In addition to Lewis, the other two judges were Don Friday, project manager at the CT Department of Economic and Community Development (DECD), and Sarah Trombetta, senior project manager at TRC Companies.
All total, 151 grant were awards amounting to $64.6 million in EPA Brownfields funding through the Multipurpose, Assessment, and Cleanup (MAC) Grant Programs. These funds will aid under-served and economically disadvantaged communities in Opportunity Zones and other parts of the country in assessing and cleaning up abandoned industrial and commercial properties. Forty-percent of the communities selected for funding will receive assistance for the first time.
Lewis says that preparing grants to have a chance for the capital is a challenge. “In many small towns—in Connecticut and elsewhere—municipal staffs are stretched very thin, and lack the proper resources to prepare grants to the letter of completion,” he says. “These EPA grants for brownfields are also extremely competitive. Basically, there are a lot of dedicated people but only so many hours in the day (to attend to grant writing preparation).”
You could say that the UCONN students helped the town out on the front-end work for the grant with the submission of their report, which no doubt was rich with content ultimately used in the grant proposal.

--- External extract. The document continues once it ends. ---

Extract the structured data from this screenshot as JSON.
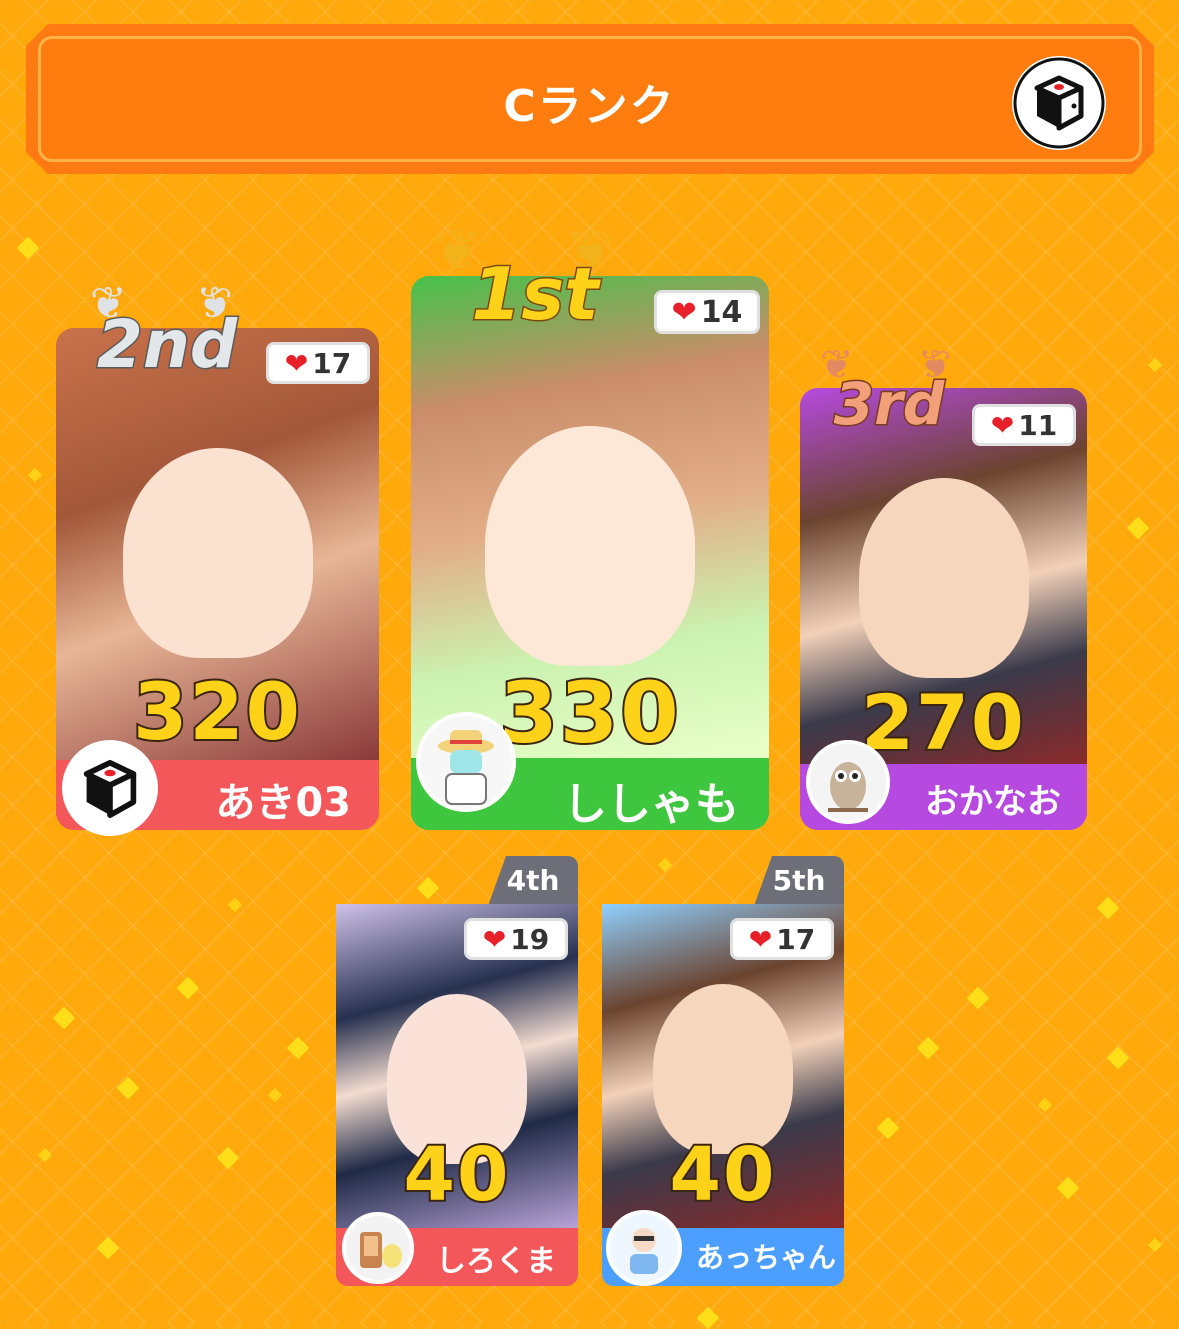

Lewis says that the UCONN students not only were pleased about receiving scholarship money and receiving real-world experience, but “they were able to see that their efforts actually made a difference for a local community, as witnessed by the EPA grant in September.”